RECORDED DATA:
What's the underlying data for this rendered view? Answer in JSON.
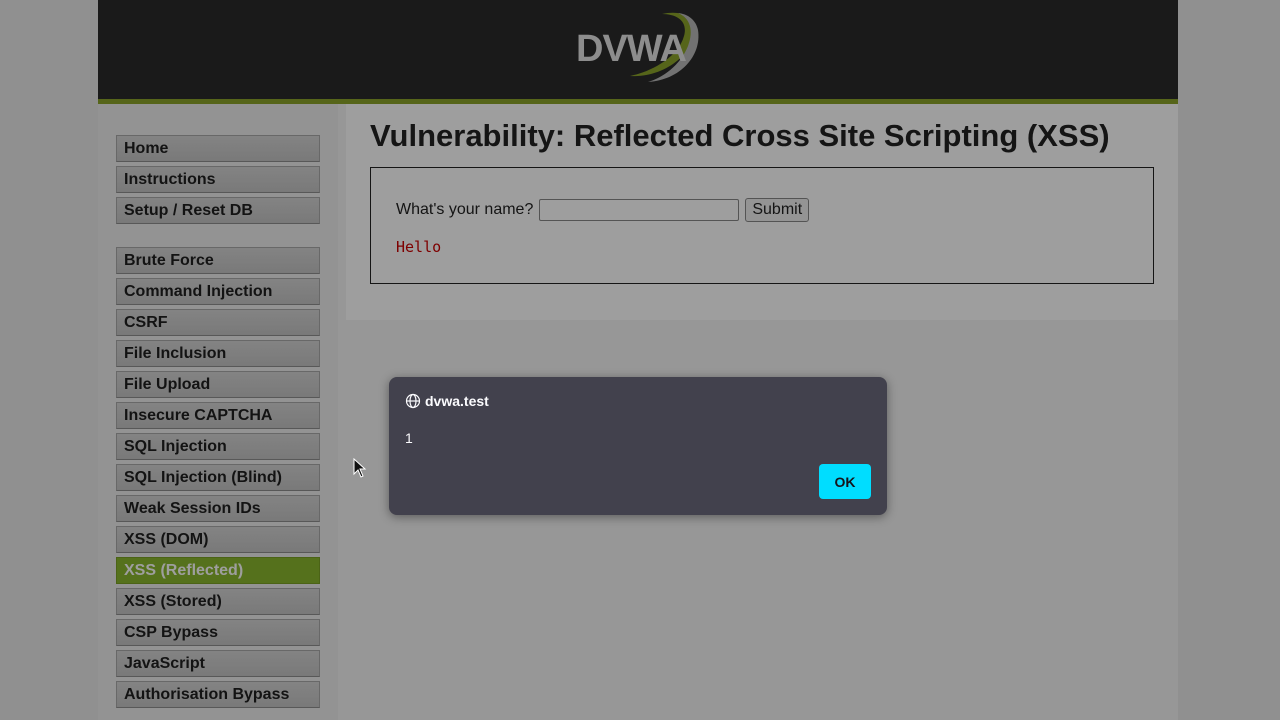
{
  "header": {
    "logo_text": "DVWA"
  },
  "sidebar": {
    "top_items": [
      {
        "label": "Home"
      },
      {
        "label": "Instructions"
      },
      {
        "label": "Setup / Reset DB"
      }
    ],
    "vuln_items": [
      {
        "label": "Brute Force"
      },
      {
        "label": "Command Injection"
      },
      {
        "label": "CSRF"
      },
      {
        "label": "File Inclusion"
      },
      {
        "label": "File Upload"
      },
      {
        "label": "Insecure CAPTCHA"
      },
      {
        "label": "SQL Injection"
      },
      {
        "label": "SQL Injection (Blind)"
      },
      {
        "label": "Weak Session IDs"
      },
      {
        "label": "XSS (DOM)"
      },
      {
        "label": "XSS (Reflected)"
      },
      {
        "label": "XSS (Stored)"
      },
      {
        "label": "CSP Bypass"
      },
      {
        "label": "JavaScript"
      },
      {
        "label": "Authorisation Bypass"
      }
    ],
    "active_item": "XSS (Reflected)"
  },
  "main": {
    "title": "Vulnerability: Reflected Cross Site Scripting (XSS)",
    "form": {
      "label": "What's your name?",
      "input_value": "",
      "submit_label": "Submit"
    },
    "output": "Hello"
  },
  "alert": {
    "origin": "dvwa.test",
    "message": "1",
    "ok_label": "OK"
  },
  "colors": {
    "accent_green": "#8ab72e",
    "header_bg": "#2a2a2a",
    "dialog_bg": "#42414d",
    "ok_button": "#00ddff",
    "output_red": "#cc0000"
  }
}
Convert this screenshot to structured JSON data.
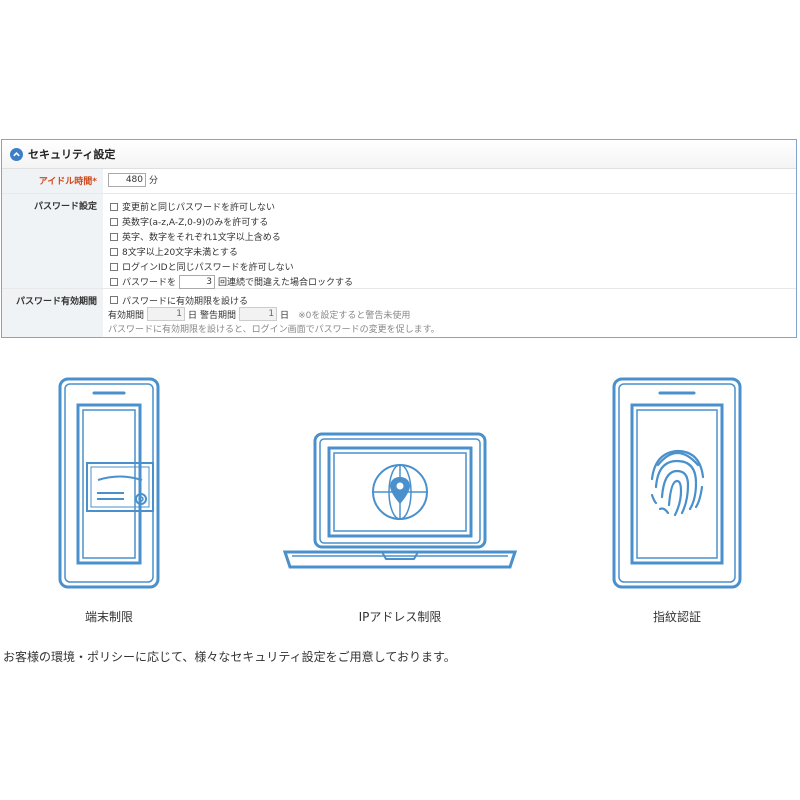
{
  "panel": {
    "title": "セキュリティ設定",
    "idle": {
      "label": "アイドル時間",
      "required_mark": "*",
      "value": "480",
      "unit": "分"
    },
    "password": {
      "label": "パスワード設定",
      "options": [
        "変更前と同じパスワードを許可しない",
        "英数字(a-z,A-Z,0-9)のみを許可する",
        "英字、数字をそれぞれ1文字以上含める",
        "8文字以上20文字未満とする",
        "ログインIDと同じパスワードを許可しない"
      ],
      "lock": {
        "prefix": "パスワードを",
        "value": "3",
        "suffix": "回連続で間違えた場合ロックする"
      }
    },
    "expiry": {
      "label": "パスワード有効期間",
      "checkbox_label": "パスワードに有効期限を設ける",
      "period_label": "有効期間",
      "period_value": "1",
      "period_unit": "日",
      "warning_label": "警告期間",
      "warning_value": "1",
      "warning_unit": "日",
      "warning_note": "※0を設定すると警告未使用",
      "help_text": "パスワードに有効期限を設けると、ログイン画面でパスワードの変更を促します。"
    }
  },
  "features": [
    {
      "caption": "端末制限",
      "icon": "phone-certificate-icon"
    },
    {
      "caption": "IPアドレス制限",
      "icon": "laptop-globe-pin-icon"
    },
    {
      "caption": "指紋認証",
      "icon": "phone-fingerprint-icon"
    }
  ],
  "description": "お客様の環境・ポリシーに応じて、様々なセキュリティ設定をご用意しております。",
  "colors": {
    "accent": "#3c7fc8",
    "illustration": "#4a90cc",
    "required": "#d0491c",
    "panel_border": "#7fa6c9"
  }
}
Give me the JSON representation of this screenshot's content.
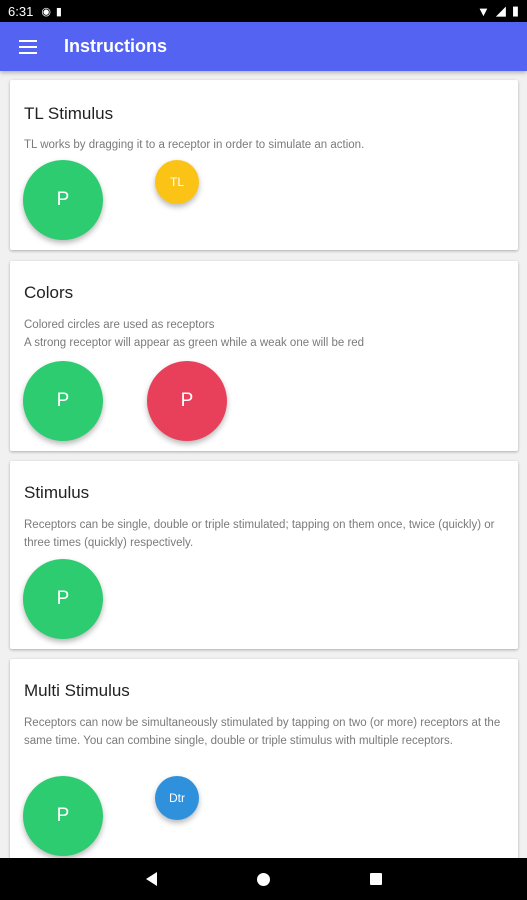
{
  "status_bar": {
    "time": "6:31"
  },
  "app_bar": {
    "title": "Instructions",
    "menu_icon": "hamburger-menu-icon"
  },
  "colors": {
    "app_bar": "#5463f2",
    "green": "#2ecc71",
    "red": "#e8405a",
    "yellow": "#fcc317",
    "blue": "#2f91db"
  },
  "cards": [
    {
      "title": "TL Stimulus",
      "description": "TL works by dragging it to a receptor in order to simulate an action.",
      "receptors": [
        "P"
      ],
      "stimulus": "TL"
    },
    {
      "title": "Colors",
      "description_lines": [
        "Colored circles are used as receptors",
        "A strong receptor will appear as green while a weak one will be red"
      ],
      "receptors": [
        "P",
        "P"
      ]
    },
    {
      "title": "Stimulus",
      "description": "Receptors can be single, double or triple stimulated; tapping on them once, twice (quickly) or three times (quickly) respectively.",
      "receptors": [
        "P"
      ]
    },
    {
      "title": "Multi Stimulus",
      "description": "Receptors can now be simultaneously stimulated by tapping on two (or more) receptors at the same time. You can combine single, double or triple stimulus with multiple receptors.",
      "receptors": [
        "P"
      ],
      "stimulus": "Dtr"
    }
  ]
}
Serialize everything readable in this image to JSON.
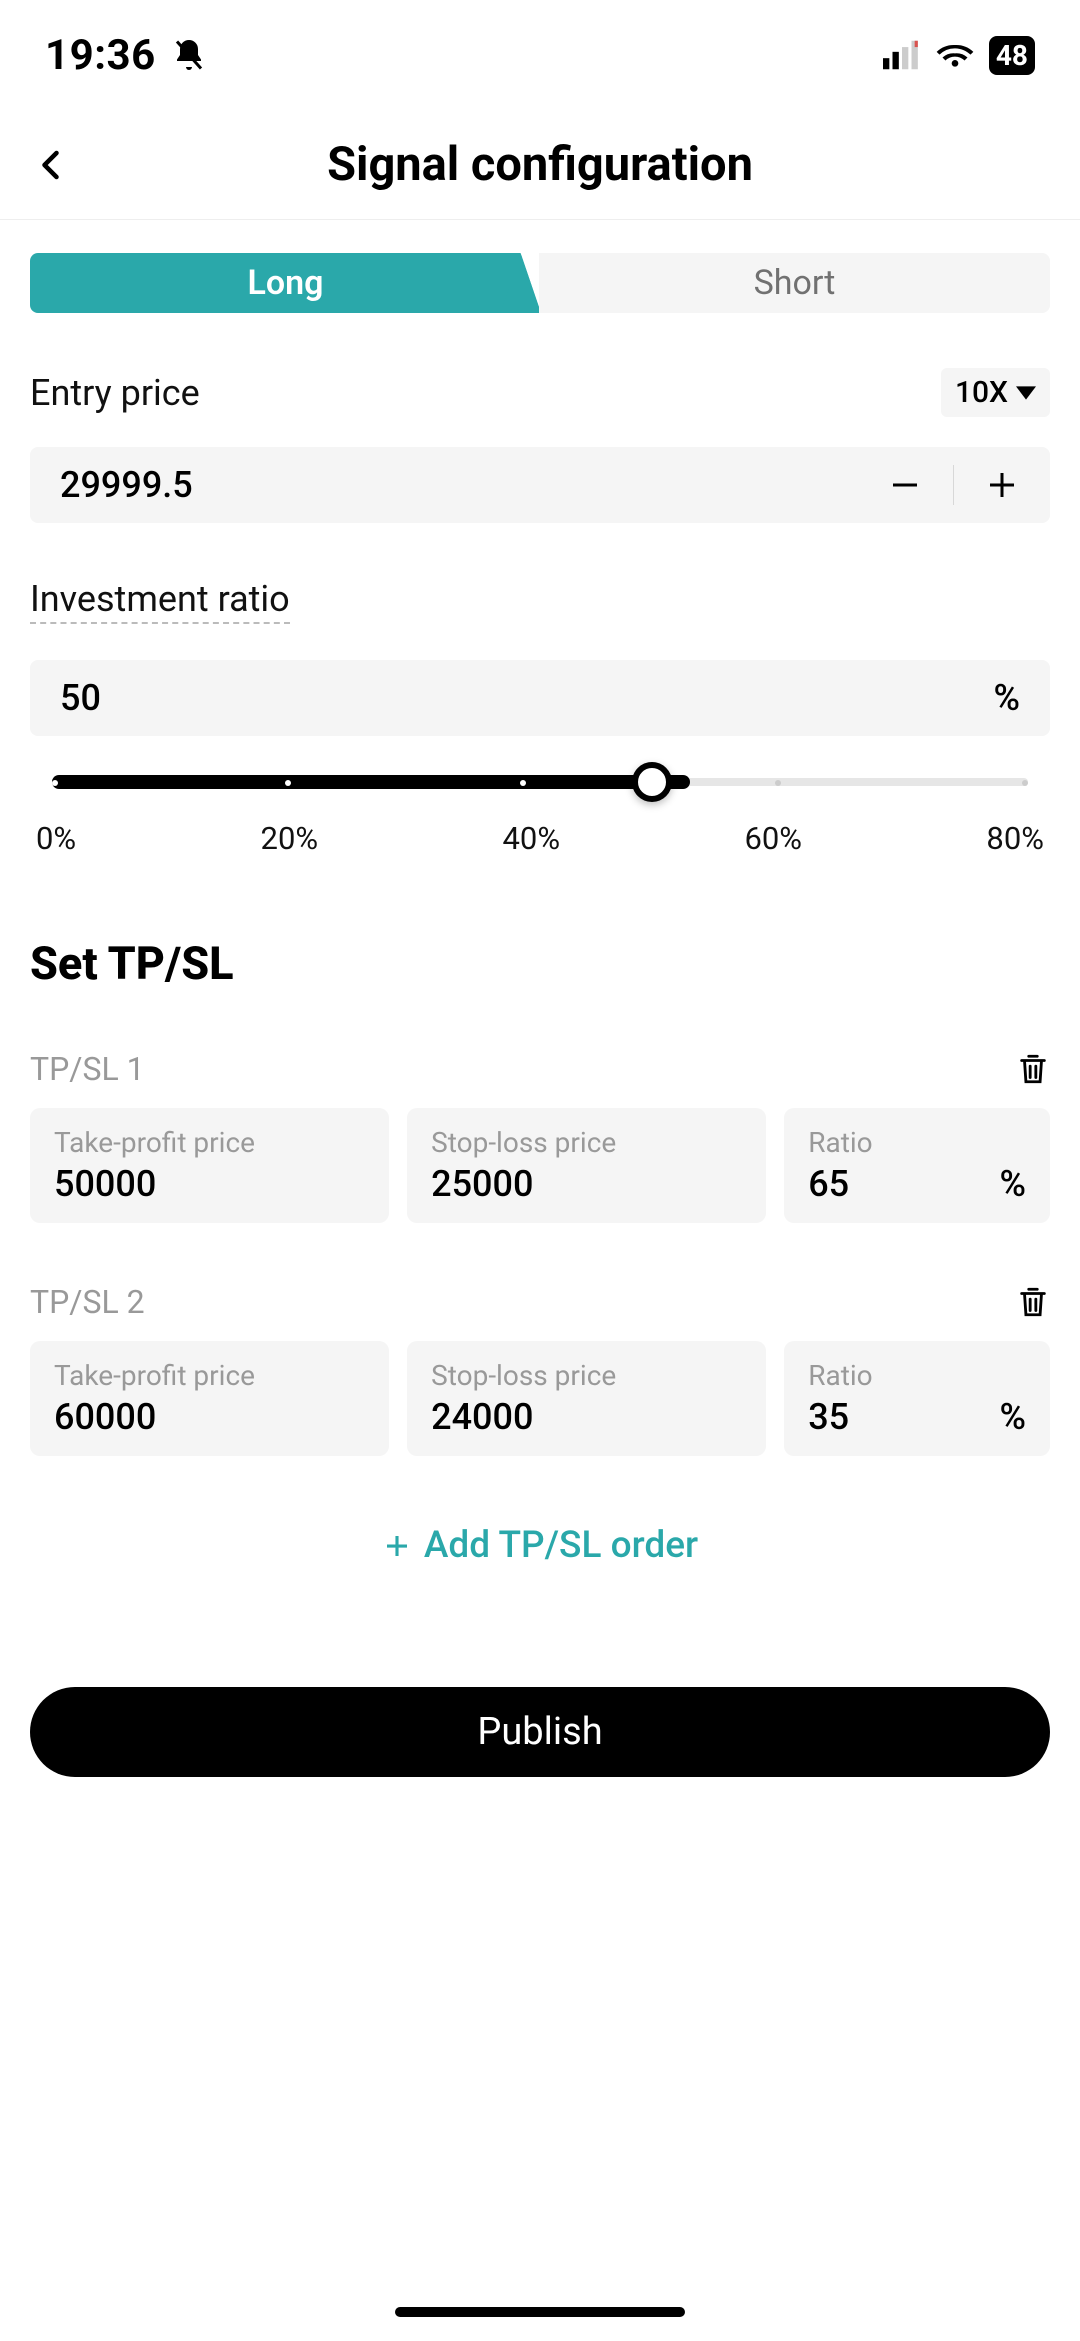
{
  "status_bar": {
    "time": "19:36",
    "battery": "48"
  },
  "header": {
    "title": "Signal configuration"
  },
  "tabs": {
    "long": "Long",
    "short": "Short"
  },
  "entry_price": {
    "label": "Entry price",
    "leverage": "10X",
    "value": "29999.5"
  },
  "investment": {
    "label": "Investment ratio",
    "value": "50",
    "unit": "%",
    "ticks": [
      "0%",
      "20%",
      "40%",
      "60%",
      "80%"
    ]
  },
  "tpsl": {
    "section_title": "Set TP/SL",
    "labels": {
      "tp": "Take-profit price",
      "sl": "Stop-loss price",
      "ratio": "Ratio",
      "unit": "%"
    },
    "rows": [
      {
        "name": "TP/SL 1",
        "tp": "50000",
        "sl": "25000",
        "ratio": "65"
      },
      {
        "name": "TP/SL 2",
        "tp": "60000",
        "sl": "24000",
        "ratio": "35"
      }
    ],
    "add_label": "Add TP/SL order"
  },
  "publish": "Publish"
}
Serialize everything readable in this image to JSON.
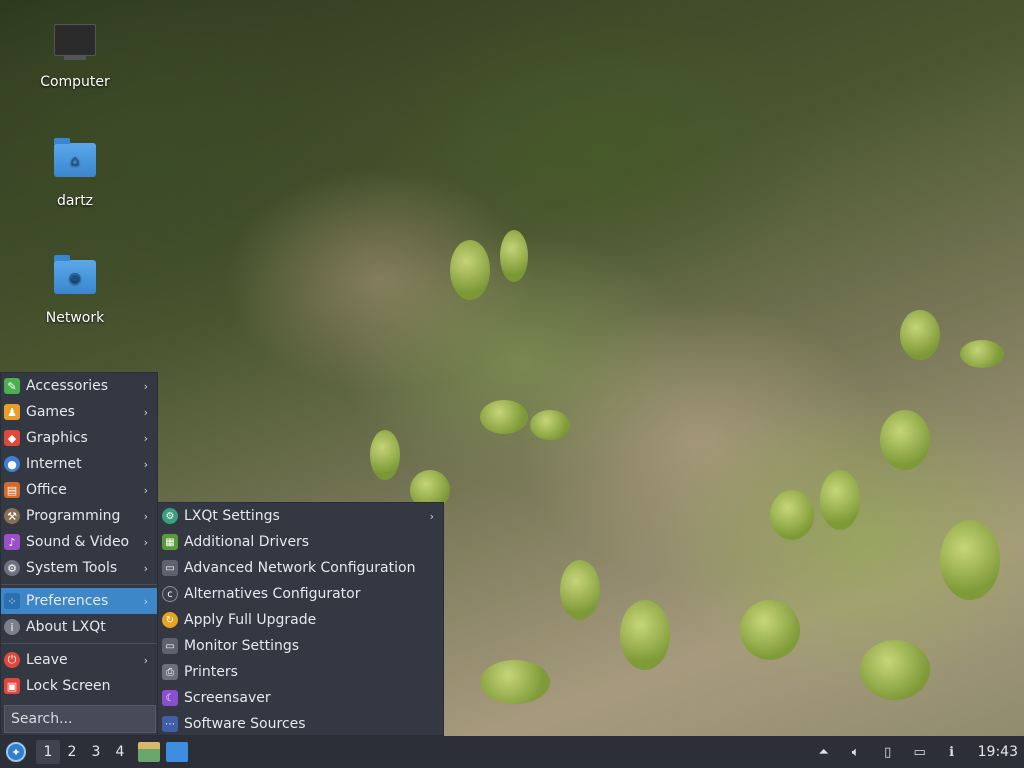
{
  "desktop": {
    "icons": [
      {
        "label": "Computer",
        "icon": "computer-icon"
      },
      {
        "label": "dartz",
        "icon": "home-folder-icon"
      },
      {
        "label": "Network",
        "icon": "network-folder-icon"
      }
    ]
  },
  "menu": {
    "items": [
      {
        "label": "Accessories",
        "icon": "accessories-icon",
        "color": "#4caf50"
      },
      {
        "label": "Games",
        "icon": "games-icon",
        "color": "#e6a02a"
      },
      {
        "label": "Graphics",
        "icon": "graphics-icon",
        "color": "#e0483b"
      },
      {
        "label": "Internet",
        "icon": "internet-icon",
        "color": "#3f7fd8"
      },
      {
        "label": "Office",
        "icon": "office-icon",
        "color": "#d46a2a"
      },
      {
        "label": "Programming",
        "icon": "programming-icon",
        "color": "#8a6f55"
      },
      {
        "label": "Sound & Video",
        "icon": "sound-video-icon",
        "color": "#9b4fc9"
      },
      {
        "label": "System Tools",
        "icon": "system-tools-icon",
        "color": "#6c7280"
      }
    ],
    "preferences": {
      "label": "Preferences",
      "icon": "preferences-icon"
    },
    "about": {
      "label": "About LXQt",
      "icon": "info-icon"
    },
    "leave": {
      "label": "Leave",
      "icon": "power-icon"
    },
    "lock": {
      "label": "Lock Screen",
      "icon": "lock-icon"
    },
    "search_placeholder": "Search..."
  },
  "submenu": {
    "items": [
      {
        "label": "LXQt Settings",
        "icon": "lxqt-settings-icon",
        "has_arrow": true
      },
      {
        "label": "Additional Drivers",
        "icon": "drivers-icon"
      },
      {
        "label": "Advanced Network Configuration",
        "icon": "network-config-icon"
      },
      {
        "label": "Alternatives Configurator",
        "icon": "alternatives-icon"
      },
      {
        "label": "Apply Full Upgrade",
        "icon": "upgrade-icon"
      },
      {
        "label": "Monitor Settings",
        "icon": "monitor-icon"
      },
      {
        "label": "Printers",
        "icon": "printer-icon"
      },
      {
        "label": "Screensaver",
        "icon": "screensaver-icon"
      },
      {
        "label": "Software Sources",
        "icon": "software-sources-icon"
      }
    ]
  },
  "taskbar": {
    "desktops": [
      "1",
      "2",
      "3",
      "4"
    ],
    "current_desktop": "1",
    "clock": "19:43"
  }
}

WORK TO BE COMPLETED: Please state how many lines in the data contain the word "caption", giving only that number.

SOLUTION BELOW: 3